Despite what you might think, a ripping-hot cast iron pan can, in fact, do pretty much anything a gas-lit flame can do, from charring peppers to toasting up a puffy flatbread. And even if some starchy bean water or sticky sauce bubbles over, the induction burner’s surface is cool to the touch, which means your spill won’t bake into that crusted mess we can all imagine. “There is nothing on the market that’s easier to clean,” Bueche adds.

There are two types of electric cooktop cooking, and they are not created equal.

Learning Curve? More Like a Mild Incline.
Switching from gas to electric, induction or not, will take some getting used to—but not much more than acclimating to a new car. “One of the big adjustments is that it takes so much longer for a pan to heat up,” says Aaron Hutcherson, a recipe developer at the Washington Post who recently switched to a non-induction electric range after moving into a new apartment. Admittedly, it wasn’t his immediate preference. 

“I wanted a gas stove because that’s what I was used to,” he says, noting that cooking on electric coils has made him much more cognizant of a recipe’s timing. “Initially, it was a little frustrating, but it’s an easy enough adjustment to make,” he says. Hutcherson rearranged his workflow and uses his newfound waiting time to attend to other kitchen tasks. “Also, know that it’ll take longer for the temperature to adjust when you turn the knob,” he adds. (With induction, however, the modification trends in the other direction—it’s incredibly fast.) 

Once you master the differences, particularly with induction’s various control settings, like incremental temperature changes and the digital display, the upside is considerable. Bueche compares the switch to leveling up your technology, like getting a new iPhone. “Everyone does adapt; that’s just life when you’re upgrading,” she says. (Considering that there are wok-ready induction burners, it’s safe to say that induction really can do it all). 

You’re Probably Already Doing It
If you own an electric rice cooker, a water kettle, an air fryer, or an Instant Pot, then you already know the value of electric cooking. These appliances are so popular because they are efficient, precise, and reliable. And over time, they’ve become cheaper, too. 

Interest in electric cooktops, particularly induction, is only going to grow, especially if efforts to reverse global warming focus on reducing greenhouse gases. “Sometimes, the news makes it seem like it’s happening today,” says Bueche. “But this is a 20-year span.” Which is all to say: electric is just heating up. 

3 Ways to Switch to Electric Cooking

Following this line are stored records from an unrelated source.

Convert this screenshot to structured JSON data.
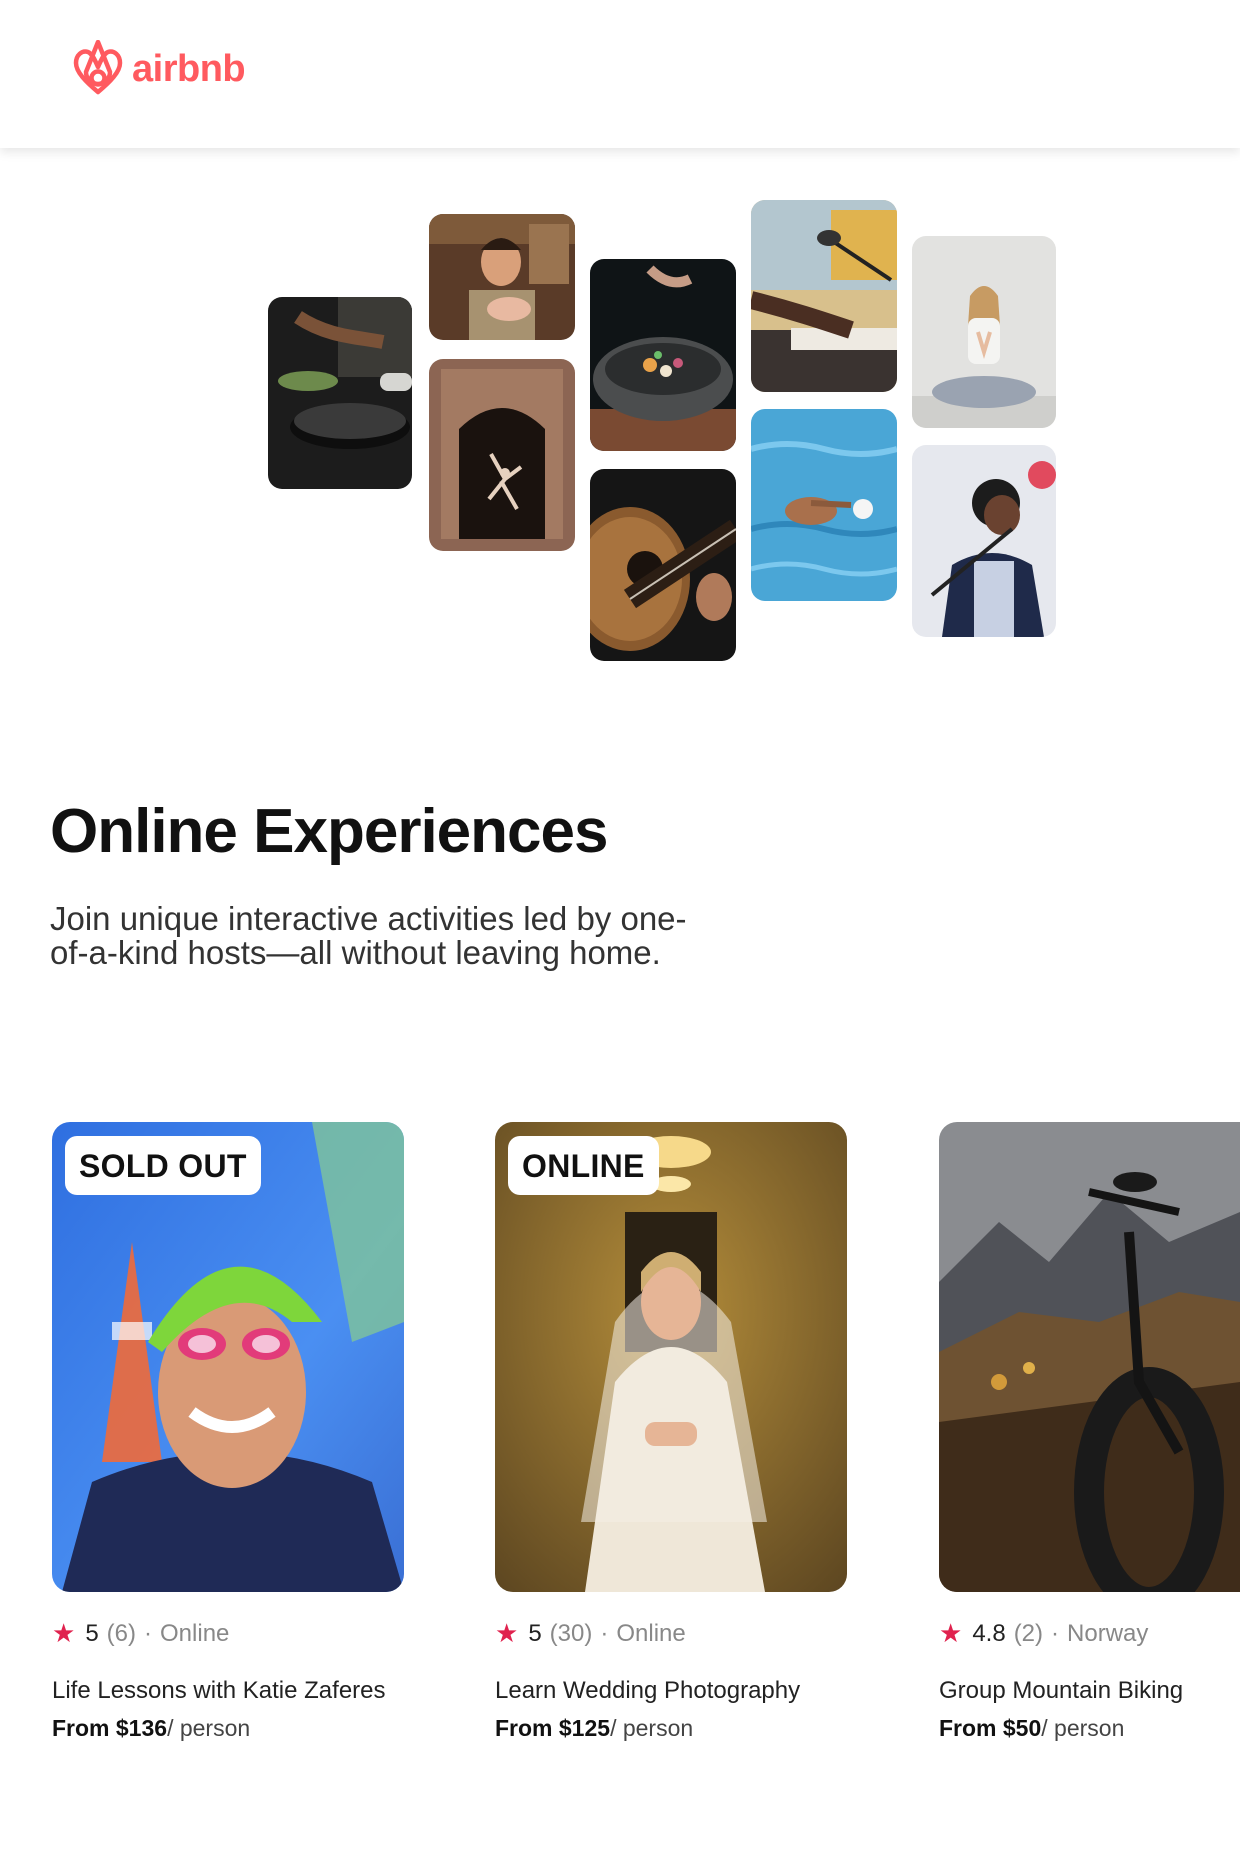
{
  "header": {
    "logo_text": "airbnb",
    "logo_icon": "airbnb-belo-icon",
    "brand_color": "#FF5A5F"
  },
  "collage": {
    "tiles": [
      {
        "name": "cooking-pan-photo"
      },
      {
        "name": "chef-portrait-photo"
      },
      {
        "name": "dancer-doorway-photo"
      },
      {
        "name": "plated-bowl-photo"
      },
      {
        "name": "acoustic-guitar-photo"
      },
      {
        "name": "piano-microphone-photo"
      },
      {
        "name": "swimmer-pool-photo"
      },
      {
        "name": "yoga-meditation-photo"
      },
      {
        "name": "singer-microphone-photo"
      }
    ]
  },
  "main": {
    "title": "Online Experiences",
    "subtitle": "Join unique interactive activities led by one-of-a-kind hosts—all without leaving home."
  },
  "cards": [
    {
      "badge": "SOLD OUT",
      "rating": "5",
      "count": "(6)",
      "separator": "·",
      "location": "Online",
      "title": "Life Lessons with Katie Zaferes",
      "price_prefix": "From $136",
      "price_suffix": "/ person"
    },
    {
      "badge": "ONLINE",
      "rating": "5",
      "count": "(30)",
      "separator": "·",
      "location": "Online",
      "title": "Learn Wedding Photography",
      "price_prefix": "From $125",
      "price_suffix": "/ person"
    },
    {
      "badge": "",
      "rating": "4.8",
      "count": "(2)",
      "separator": "·",
      "location": "Norway",
      "title": "Group Mountain Biking",
      "price_prefix": "From $50",
      "price_suffix": "/ person"
    }
  ],
  "star_color": "#E0224E"
}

  • Duxtop Portable Induction Cooktop 
    Duxtop is a favorite electric cooktop brand among professional recipe testers, content creators, and anyone else looking for that perfect overhead shot. Aesthetics aside, this portable single burner is a standout performer and a great introduction to induction cooking. With 20 temperature settings between 100 and 450 degrees Fahrenheit, you can experience firsthand the nuances of induction’s precision cooking.
  • Vollrath Mirage Pro Countertop Induction Cooker
    Contrary to popular belief, professional chefs have been cooking incredibly well with electric for years. In fact, induction is the method of choice on cruise lines and in hotels, and it’s taught at culinary schools like the CIA. Vollrath is a commercial-grade brand with all the bells and whistles a professional chef would want—like 100 temperature control settings, a setting low enough to temper chocolate, and a comparatively less noisy fan. Those features do cost more, but free of charge is the myth-busting that all great chefs cook with gas.
  • Zojirushi Gourmet Sizzler Electric Griddle
    Electric cooking is widely adopted in countries outside the United States, and Zojirushi’s line of electric appliances is just one international brand showcasing the possibilities of cooking with electric beyond induction. This ceramic griddle pan is perfect for countertop cooking at a range of temperatures—from fluffy pancakes for a crowd to deliciously charred smash burgers.

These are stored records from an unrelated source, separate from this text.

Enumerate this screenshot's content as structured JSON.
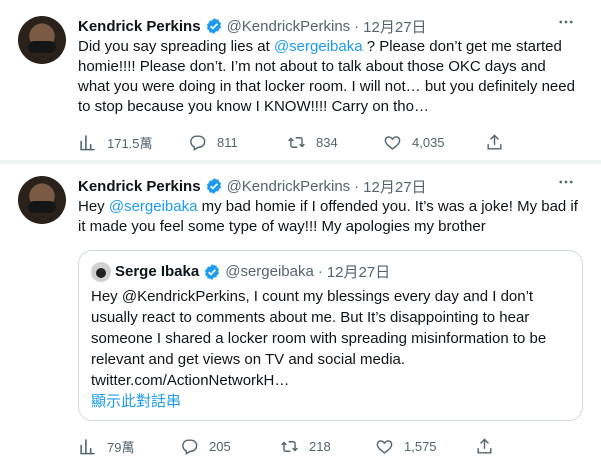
{
  "tweets": [
    {
      "author_name": "Kendrick Perkins",
      "handle": "@KendrickPerkins",
      "separator": "·",
      "date": "12月27日",
      "text_before": "Did you say spreading lies at ",
      "mention": "@sergeibaka",
      "text_after": " ? Please don’t get me started homie!!!! Please don’t. I’m not about to talk about those OKC days and what you were doing in that locker room. I will not… but you definitely need to stop because you know I KNOW!!!! Carry on tho…",
      "stats": {
        "views": "171.5萬",
        "replies": "811",
        "retweets": "834",
        "likes": "4,035"
      }
    },
    {
      "author_name": "Kendrick Perkins",
      "handle": "@KendrickPerkins",
      "separator": "·",
      "date": "12月27日",
      "text_before": "Hey ",
      "mention": "@sergeibaka",
      "text_after": " my bad homie if I offended you. It’s was a joke! My bad if it made you feel some type of way!!! My apologies my brother",
      "quote": {
        "author_name": "Serge Ibaka",
        "handle": "@sergeibaka",
        "separator": "·",
        "date": "12月27日",
        "text": "Hey @KendrickPerkins, I count my blessings every day and I don’t usually react to comments about me. But It’s disappointing to hear someone I shared a locker room with spreading misinformation to be relevant and get views on TV and social media. twitter.com/ActionNetworkH…",
        "show_thread": "顯示此對話串"
      },
      "stats": {
        "views": "79萬",
        "replies": "205",
        "retweets": "218",
        "likes": "1,575"
      }
    }
  ],
  "colors": {
    "accent": "#1d9bf0",
    "secondary_text": "#536471",
    "border": "#cfd9de"
  },
  "icons": [
    "verified-badge-icon",
    "more-icon",
    "views-icon",
    "reply-icon",
    "retweet-icon",
    "like-icon",
    "share-icon"
  ]
}
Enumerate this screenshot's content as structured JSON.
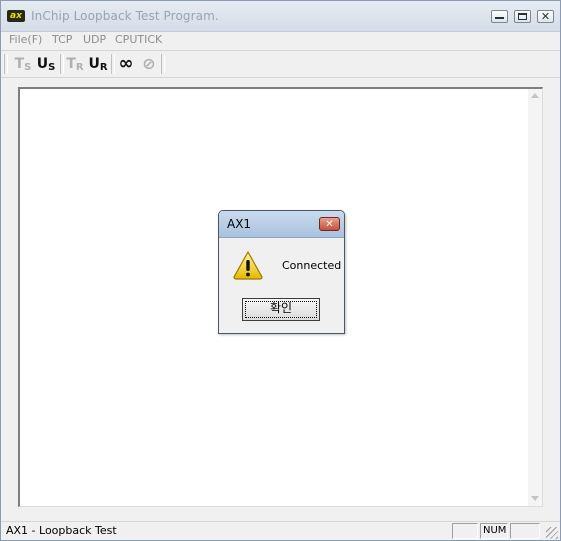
{
  "window": {
    "title": "InChip Loopback Test Program."
  },
  "menu": {
    "items": [
      "File(F)",
      "TCP",
      "UDP",
      "CPUTICK"
    ]
  },
  "toolbar": {
    "buttons": [
      {
        "label": "T",
        "sub": "S",
        "icon": "tcp-server-icon"
      },
      {
        "label": "U",
        "sub": "S",
        "icon": "udp-server-icon"
      },
      {
        "label": "T",
        "sub": "R",
        "icon": "tcp-receive-icon"
      },
      {
        "label": "U",
        "sub": "R",
        "icon": "udp-receive-icon"
      },
      {
        "label": "∞",
        "icon": "loop-icon"
      },
      {
        "label": "⊘",
        "icon": "stop-icon"
      }
    ]
  },
  "dialog": {
    "title": "AX1",
    "message": "Connected",
    "ok_label": "확인",
    "icon": "warning-icon"
  },
  "status": {
    "text": "AX1 - Loopback Test",
    "num": "NUM",
    "cap": "",
    "scrl": ""
  }
}
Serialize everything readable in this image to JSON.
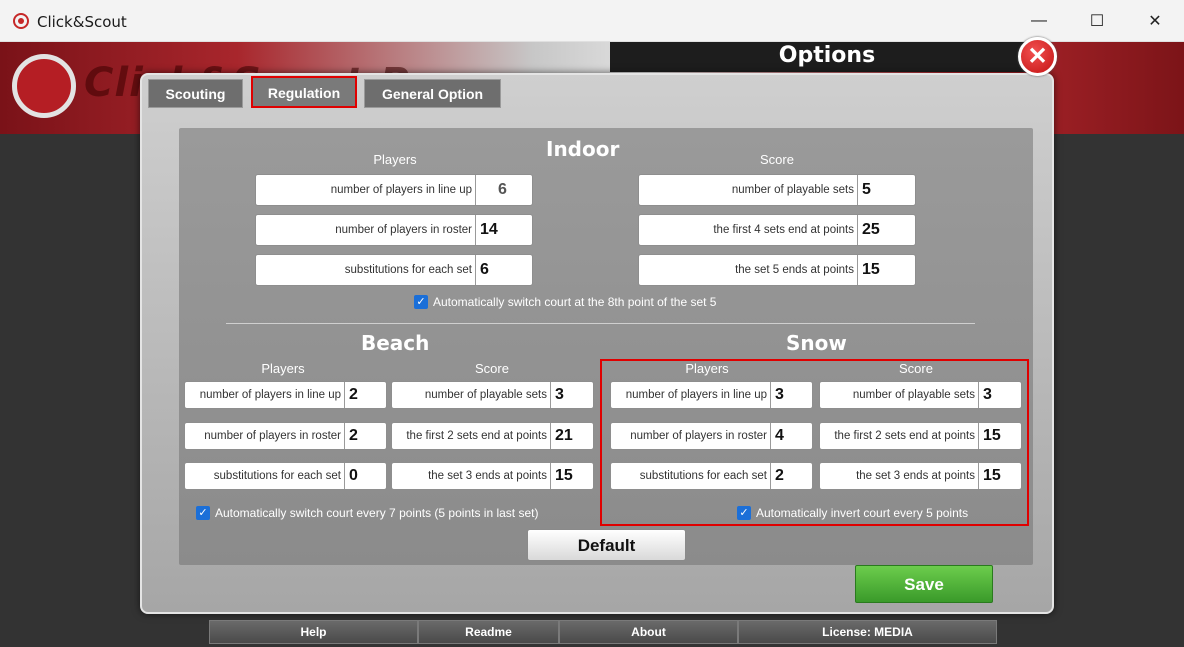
{
  "window": {
    "title": "Click&Scout",
    "min_glyph": "—",
    "max_glyph": "☐",
    "close_glyph": "✕"
  },
  "banner": {
    "logo_text": "Click&Scout Pro"
  },
  "options": {
    "title": "Options",
    "close_glyph": "✕"
  },
  "tabs": [
    {
      "label": "Scouting"
    },
    {
      "label": "Regulation"
    },
    {
      "label": "General Option"
    }
  ],
  "indoor": {
    "title": "Indoor",
    "players_header": "Players",
    "score_header": "Score",
    "players": [
      {
        "label": "number of players in line up",
        "value": "6"
      },
      {
        "label": "number of players in roster",
        "value": "14"
      },
      {
        "label": "substitutions for each set",
        "value": "6"
      }
    ],
    "score": [
      {
        "label": "number of playable sets",
        "value": "5"
      },
      {
        "label": "the first 4 sets end at points",
        "value": "25"
      },
      {
        "label": "the set 5 ends at points",
        "value": "15"
      }
    ],
    "checkbox": "Automatically switch court at the 8th point of the set 5"
  },
  "beach": {
    "title": "Beach",
    "players_header": "Players",
    "score_header": "Score",
    "players": [
      {
        "label": "number of players in line up",
        "value": "2"
      },
      {
        "label": "number of players in roster",
        "value": "2"
      },
      {
        "label": "substitutions for each set",
        "value": "0"
      }
    ],
    "score": [
      {
        "label": "number of playable sets",
        "value": "3"
      },
      {
        "label": "the first 2 sets end at points",
        "value": "21"
      },
      {
        "label": "the set 3 ends at points",
        "value": "15"
      }
    ],
    "checkbox": "Automatically switch court every 7 points (5 points in last set)"
  },
  "snow": {
    "title": "Snow",
    "players_header": "Players",
    "score_header": "Score",
    "players": [
      {
        "label": "number of players in line up",
        "value": "3"
      },
      {
        "label": "number of players in roster",
        "value": "4"
      },
      {
        "label": "substitutions for each set",
        "value": "2"
      }
    ],
    "score": [
      {
        "label": "number of playable sets",
        "value": "3"
      },
      {
        "label": "the first 2 sets end at points",
        "value": "15"
      },
      {
        "label": "the set 3 ends at points",
        "value": "15"
      }
    ],
    "checkbox": "Automatically invert court every 5 points"
  },
  "buttons": {
    "default": "Default",
    "save": "Save"
  },
  "footer": [
    {
      "label": "Help"
    },
    {
      "label": "Readme"
    },
    {
      "label": "About"
    },
    {
      "label": "License: MEDIA"
    }
  ],
  "colors": {
    "accent_red": "#e00000",
    "save_green": "#4caf32",
    "checkbox_blue": "#1b6fd8"
  }
}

Mahira Rivers

Mahira Rivers is a freelance restaurant critic and food writer in New York. She was previously an anonymous inspector for the Michelin Guides in North America. More recently, she has contributed to The New York Times’ Hungry City column, reviewing New York City’s great unsung restaurants.